**Problem to work on**
Nothing but an exact repeat of the data, with pictures removed, belongs in the answer.

Data for processing section start

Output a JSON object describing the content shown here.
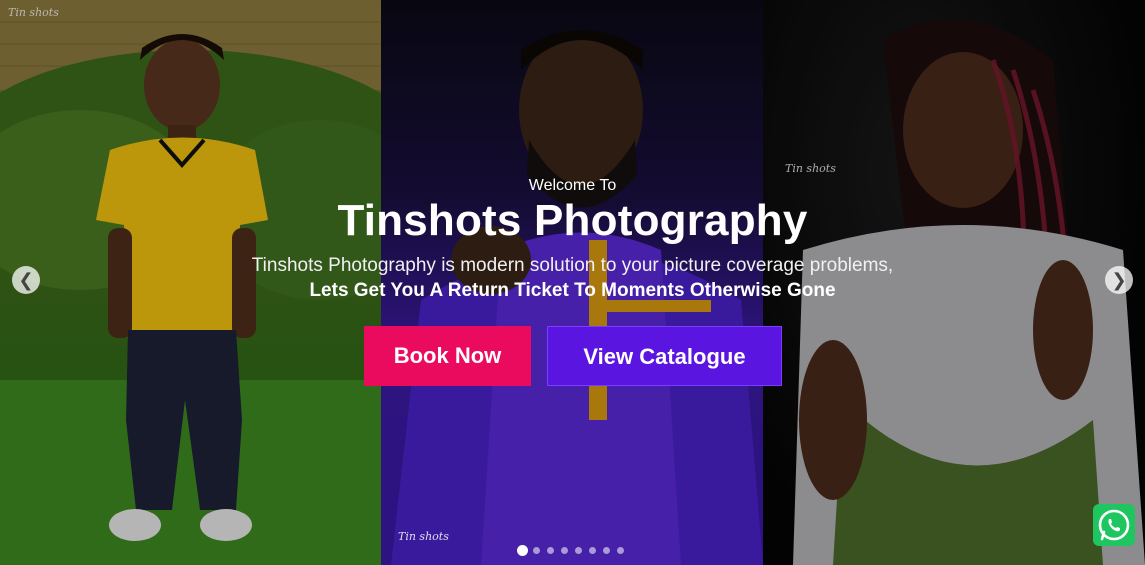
{
  "hero": {
    "welcome": "Welcome To",
    "title": "Tinshots Photography",
    "description_plain": "Tinshots Photography is modern solution to your picture coverage problems,",
    "description_bold": "Lets Get You A Return Ticket To Moments Otherwise Gone",
    "book_label": "Book Now",
    "catalogue_label": "View Catalogue"
  },
  "carousel": {
    "prev_icon": "chevron-left-icon",
    "next_icon": "chevron-right-icon",
    "slide_count": 8,
    "active_index": 0
  },
  "whatsapp": {
    "icon": "whatsapp-icon",
    "color": "#1fc55e"
  },
  "colors": {
    "book_button": "#ea0a5e",
    "catalogue_button": "#5b15e0"
  }
}
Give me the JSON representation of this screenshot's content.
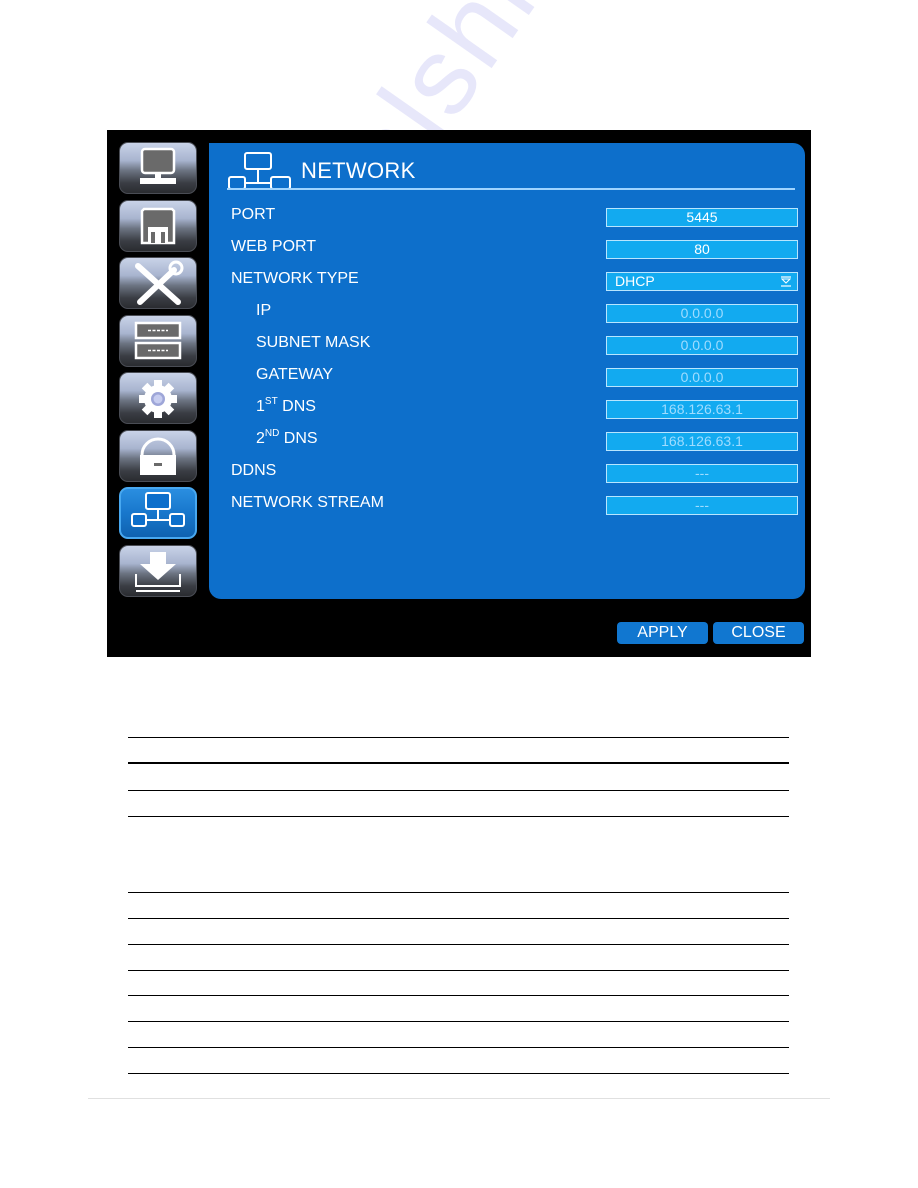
{
  "window": {
    "title": "NETWORK",
    "title_icon": "network-icon"
  },
  "sidebar": {
    "items": [
      {
        "name": "display",
        "icon": "monitor-icon",
        "active": false
      },
      {
        "name": "record",
        "icon": "floppy-disk-icon",
        "active": false
      },
      {
        "name": "tools",
        "icon": "wrench-screwdriver-icon",
        "active": false
      },
      {
        "name": "device",
        "icon": "hdd-list-icon",
        "active": false
      },
      {
        "name": "system",
        "icon": "gear-icon",
        "active": false
      },
      {
        "name": "security",
        "icon": "lock-icon",
        "active": false
      },
      {
        "name": "network",
        "icon": "network-icon",
        "active": true
      },
      {
        "name": "backup",
        "icon": "download-icon",
        "active": false
      }
    ]
  },
  "settings": [
    {
      "label": "PORT",
      "value": "5445",
      "indent": 1,
      "type": "field"
    },
    {
      "label": "WEB PORT",
      "value": "80",
      "indent": 1,
      "type": "field"
    },
    {
      "label": "NETWORK TYPE",
      "value": "DHCP",
      "indent": 1,
      "type": "select"
    },
    {
      "label": "IP",
      "value": "0.0.0.0",
      "indent": 2,
      "type": "field",
      "dim": true
    },
    {
      "label": "SUBNET MASK",
      "value": "0.0.0.0",
      "indent": 2,
      "type": "field",
      "dim": true
    },
    {
      "label": "GATEWAY",
      "value": "0.0.0.0",
      "indent": 2,
      "type": "field",
      "dim": true
    },
    {
      "label_main": "1",
      "label_sup": "ST",
      "label_rest": " DNS",
      "value": "168.126.63.1",
      "indent": 2,
      "type": "field",
      "dim": true
    },
    {
      "label_main": "2",
      "label_sup": "ND",
      "label_rest": " DNS",
      "value": "168.126.63.1",
      "indent": 2,
      "type": "field",
      "dim": true
    },
    {
      "label": "DDNS",
      "value": "---",
      "indent": 1,
      "type": "field",
      "dim": true
    },
    {
      "label": "NETWORK STREAM",
      "value": "---",
      "indent": 1,
      "type": "field",
      "dim": true
    }
  ],
  "buttons": {
    "apply": "APPLY",
    "close": "CLOSE"
  },
  "watermark": "manualshive.com",
  "colors": {
    "panel": "#0d6fcb",
    "field": "#12aaf0",
    "button": "#1177d0",
    "screen_bg": "#000000"
  }
}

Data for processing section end

**Answer area**
Output a JSON object describing the content shown here.
{
  "hero": {
    "welcome": "Welcome To",
    "title": "Tinshots Photography",
    "description_plain": "Tinshots Photography is modern solution to your picture coverage problems,",
    "description_bold": "Lets Get You A Return Ticket To Moments Otherwise Gone",
    "book_label": "Book Now",
    "catalogue_label": "View Catalogue"
  },
  "carousel": {
    "prev_icon": "chevron-left-icon",
    "next_icon": "chevron-right-icon",
    "slide_count": 8,
    "active_index": 0
  },
  "whatsapp": {
    "icon": "whatsapp-icon",
    "color": "#1fc55e"
  },
  "colors": {
    "book_button": "#ea0a5e",
    "catalogue_button": "#5b15e0"
  }
}
Give me the JSON representation of this screenshot's content.
{
  "window": {
    "title": "NETWORK",
    "title_icon": "network-icon"
  },
  "sidebar": {
    "items": [
      {
        "name": "display",
        "icon": "monitor-icon",
        "active": false
      },
      {
        "name": "record",
        "icon": "floppy-disk-icon",
        "active": false
      },
      {
        "name": "tools",
        "icon": "wrench-screwdriver-icon",
        "active": false
      },
      {
        "name": "device",
        "icon": "hdd-list-icon",
        "active": false
      },
      {
        "name": "system",
        "icon": "gear-icon",
        "active": false
      },
      {
        "name": "security",
        "icon": "lock-icon",
        "active": false
      },
      {
        "name": "network",
        "icon": "network-icon",
        "active": true
      },
      {
        "name": "backup",
        "icon": "download-icon",
        "active": false
      }
    ]
  },
  "settings": [
    {
      "label": "PORT",
      "value": "5445",
      "indent": 1,
      "type": "field"
    },
    {
      "label": "WEB PORT",
      "value": "80",
      "indent": 1,
      "type": "field"
    },
    {
      "label": "NETWORK TYPE",
      "value": "DHCP",
      "indent": 1,
      "type": "select"
    },
    {
      "label": "IP",
      "value": "0.0.0.0",
      "indent": 2,
      "type": "field",
      "dim": true
    },
    {
      "label": "SUBNET MASK",
      "value": "0.0.0.0",
      "indent": 2,
      "type": "field",
      "dim": true
    },
    {
      "label": "GATEWAY",
      "value": "0.0.0.0",
      "indent": 2,
      "type": "field",
      "dim": true
    },
    {
      "label_main": "1",
      "label_sup": "ST",
      "label_rest": " DNS",
      "value": "168.126.63.1",
      "indent": 2,
      "type": "field",
      "dim": true
    },
    {
      "label_main": "2",
      "label_sup": "ND",
      "label_rest": " DNS",
      "value": "168.126.63.1",
      "indent": 2,
      "type": "field",
      "dim": true
    },
    {
      "label": "DDNS",
      "value": "---",
      "indent": 1,
      "type": "field",
      "dim": true
    },
    {
      "label": "NETWORK STREAM",
      "value": "---",
      "indent": 1,
      "type": "field",
      "dim": true
    }
  ],
  "buttons": {
    "apply": "APPLY",
    "close": "CLOSE"
  },
  "watermark": "manualshive.com",
  "colors": {
    "panel": "#0d6fcb",
    "field": "#12aaf0",
    "button": "#1177d0",
    "screen_bg": "#000000"
  }
}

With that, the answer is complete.